The Witch’s Easel

The Witch’s Easel

Available on July 9th in Kindle Unlimited, E-Book, and Paperback formats on Amazon.

When the witch of Shadybight disappears under mysterious circumstances, her daughter—Bean—sees a nightmarish glimpse of what will come. Though Bean and her mother were estranged for nearly seven years, it proves to Bean they still have a bond, whether she wants that connection or not. To solve her mother’s disappearance, Bean is forced into the world she never intended to enter, a world riddled with curses, murder, and ghosts.


☾ ⋯Prologue⋯ ✩

On a cold October night, the witch of Shadybight hobbled her way across an empty street with a cane and a Pullman suitcase. She was a withered old thing, and the many years she had spent gardening for the town’s elite had left her hunched and disabled. But that did not stop the determination in her every step as she crossed that road. It was lit by one street lamp—that had a habit of flickering when cars passed by—and two shops on each corner, which were often closed during the suspicious hours of midnight and two A.M: the time she had chosen to travel.

There were only two people Briney Dodds would seek at that time, and the chances she was visiting one of them that evening were all but certain.

The first had once loved Briney so dearly she called her “mom,” but the years had bred that love into scorn, scorn into hatred, and hatred bent their relationship until it broke. Even so, the witch found comfort in her only daughter, despite her daughter finding no comfort in her.

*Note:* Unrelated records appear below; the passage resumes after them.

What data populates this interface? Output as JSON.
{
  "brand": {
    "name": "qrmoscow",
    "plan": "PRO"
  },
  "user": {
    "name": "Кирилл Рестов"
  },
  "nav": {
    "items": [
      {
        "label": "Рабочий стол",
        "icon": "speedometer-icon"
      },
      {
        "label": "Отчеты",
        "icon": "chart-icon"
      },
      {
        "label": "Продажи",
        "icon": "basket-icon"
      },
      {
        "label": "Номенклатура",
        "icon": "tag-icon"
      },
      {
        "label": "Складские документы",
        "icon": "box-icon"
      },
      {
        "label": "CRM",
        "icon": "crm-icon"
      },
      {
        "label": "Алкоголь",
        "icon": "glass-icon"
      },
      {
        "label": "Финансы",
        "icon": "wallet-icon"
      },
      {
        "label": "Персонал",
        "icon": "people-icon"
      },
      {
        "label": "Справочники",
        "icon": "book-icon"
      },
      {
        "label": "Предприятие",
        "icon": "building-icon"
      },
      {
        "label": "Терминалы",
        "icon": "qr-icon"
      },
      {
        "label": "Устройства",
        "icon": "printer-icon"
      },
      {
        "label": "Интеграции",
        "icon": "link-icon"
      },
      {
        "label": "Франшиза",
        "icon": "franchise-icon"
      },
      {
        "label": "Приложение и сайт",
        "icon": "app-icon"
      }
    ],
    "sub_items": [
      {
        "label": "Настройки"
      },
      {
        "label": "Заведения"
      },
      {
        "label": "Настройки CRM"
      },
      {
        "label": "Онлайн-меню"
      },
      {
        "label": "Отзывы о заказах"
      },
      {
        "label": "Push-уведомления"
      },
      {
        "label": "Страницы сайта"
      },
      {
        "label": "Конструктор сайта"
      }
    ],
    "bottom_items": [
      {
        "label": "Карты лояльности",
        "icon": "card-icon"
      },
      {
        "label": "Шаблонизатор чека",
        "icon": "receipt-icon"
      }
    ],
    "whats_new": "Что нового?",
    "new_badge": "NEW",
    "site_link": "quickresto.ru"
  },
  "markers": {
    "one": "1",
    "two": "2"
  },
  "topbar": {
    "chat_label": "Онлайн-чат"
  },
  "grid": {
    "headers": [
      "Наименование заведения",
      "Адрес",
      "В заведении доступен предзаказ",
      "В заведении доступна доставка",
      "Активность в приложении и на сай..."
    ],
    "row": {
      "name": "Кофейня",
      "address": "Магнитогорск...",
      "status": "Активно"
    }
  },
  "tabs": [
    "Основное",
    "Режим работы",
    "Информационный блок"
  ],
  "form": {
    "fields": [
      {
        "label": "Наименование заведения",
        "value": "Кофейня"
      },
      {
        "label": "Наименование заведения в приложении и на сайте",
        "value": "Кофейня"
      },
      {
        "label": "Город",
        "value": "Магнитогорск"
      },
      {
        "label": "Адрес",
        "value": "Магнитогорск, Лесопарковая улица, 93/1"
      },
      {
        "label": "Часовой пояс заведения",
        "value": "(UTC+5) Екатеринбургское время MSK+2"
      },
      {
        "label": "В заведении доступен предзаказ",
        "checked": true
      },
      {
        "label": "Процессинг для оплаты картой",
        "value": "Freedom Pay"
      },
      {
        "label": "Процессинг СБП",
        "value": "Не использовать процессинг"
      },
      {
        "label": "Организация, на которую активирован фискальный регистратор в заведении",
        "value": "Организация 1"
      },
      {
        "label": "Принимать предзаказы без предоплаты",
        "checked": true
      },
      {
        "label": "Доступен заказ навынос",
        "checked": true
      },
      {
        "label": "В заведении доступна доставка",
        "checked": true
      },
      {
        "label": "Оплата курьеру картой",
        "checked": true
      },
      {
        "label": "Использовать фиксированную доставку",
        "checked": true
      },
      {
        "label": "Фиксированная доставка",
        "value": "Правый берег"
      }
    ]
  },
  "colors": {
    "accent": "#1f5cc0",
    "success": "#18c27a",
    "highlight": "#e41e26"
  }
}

The second would welcome her with a loving cup of tea and a chance to tell her story until the sun rose the next morning. Her unofficially adopted son was an orphan with a dim future before he found his favor with the witch. He was now a detective in the local, and only, police station, where he cultivated his curious distaste for corner stores—though he found himself buying a paper at one every other evening.

Had Briney chosen a street closer to her son, she would have found him lurking outside his most-frequented corner store, but she found neither of her children that night.

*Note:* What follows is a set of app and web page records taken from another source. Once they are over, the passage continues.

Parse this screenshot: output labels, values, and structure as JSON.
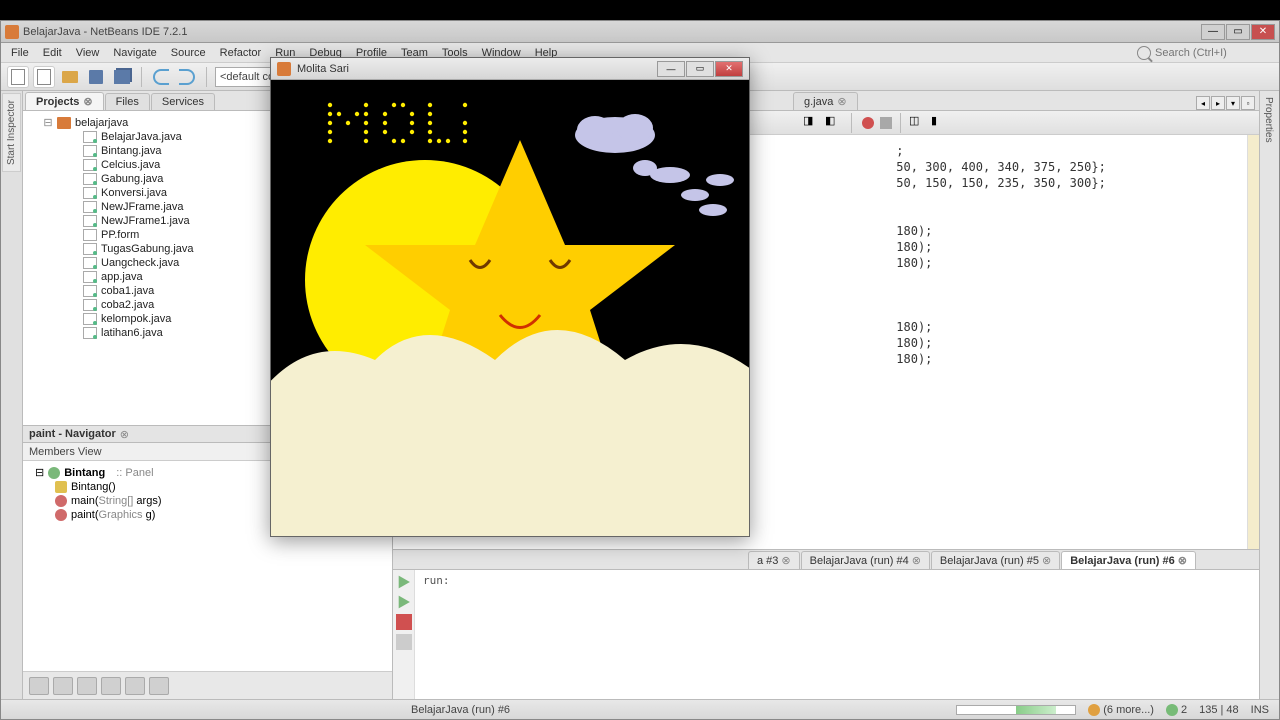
{
  "window": {
    "title": "BelajarJava - NetBeans IDE 7.2.1"
  },
  "menu": [
    "File",
    "Edit",
    "View",
    "Navigate",
    "Source",
    "Refactor",
    "Run",
    "Debug",
    "Profile",
    "Team",
    "Tools",
    "Window",
    "Help"
  ],
  "search_placeholder": "Search (Ctrl+I)",
  "config": "<default confi",
  "left_tabs": {
    "active": "Projects",
    "others": [
      "Files",
      "Services"
    ]
  },
  "project": {
    "root": "belajarjava",
    "files": [
      "BelajarJava.java",
      "Bintang.java",
      "Celcius.java",
      "Gabung.java",
      "Konversi.java",
      "NewJFrame.java",
      "NewJFrame1.java",
      "PP.form",
      "TugasGabung.java",
      "Uangcheck.java",
      "app.java",
      "coba1.java",
      "coba2.java",
      "kelompok.java",
      "latihan6.java"
    ]
  },
  "navigator": {
    "title": "paint - Navigator",
    "members_label": "Members View",
    "class": "Bintang",
    "class_note": ":: Panel",
    "items": [
      {
        "n": "Bintang()",
        "t": "c"
      },
      {
        "n": "main(",
        "a": "String[]",
        "r": " args)",
        "t": "m"
      },
      {
        "n": "paint(",
        "a": "Graphics",
        "r": " g)",
        "t": "m"
      }
    ]
  },
  "editor_tab": "g.java",
  "code_lines": [
    ";",
    "50, 300, 400, 340, 375, 250};",
    "50, 150, 150, 235, 350, 300};",
    "",
    "",
    "180);",
    "180);",
    "180);",
    "",
    "",
    "",
    "180);",
    "180);",
    "180);"
  ],
  "output_tabs": [
    "a #3",
    "BelajarJava (run) #4",
    "BelajarJava (run) #5",
    "BelajarJava (run) #6"
  ],
  "output_active": 3,
  "output_text": "run:",
  "status": {
    "run": "BelajarJava (run) #6",
    "more": "(6 more...)",
    "err": "2",
    "pos": "135 | 48",
    "mode": "INS"
  },
  "app": {
    "title": "Molita Sari",
    "text": "MOLi"
  },
  "right_panel": "Properties",
  "left_panel": "Start Inspector"
}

She never found her way across the street.


Map Art by Molly Leasure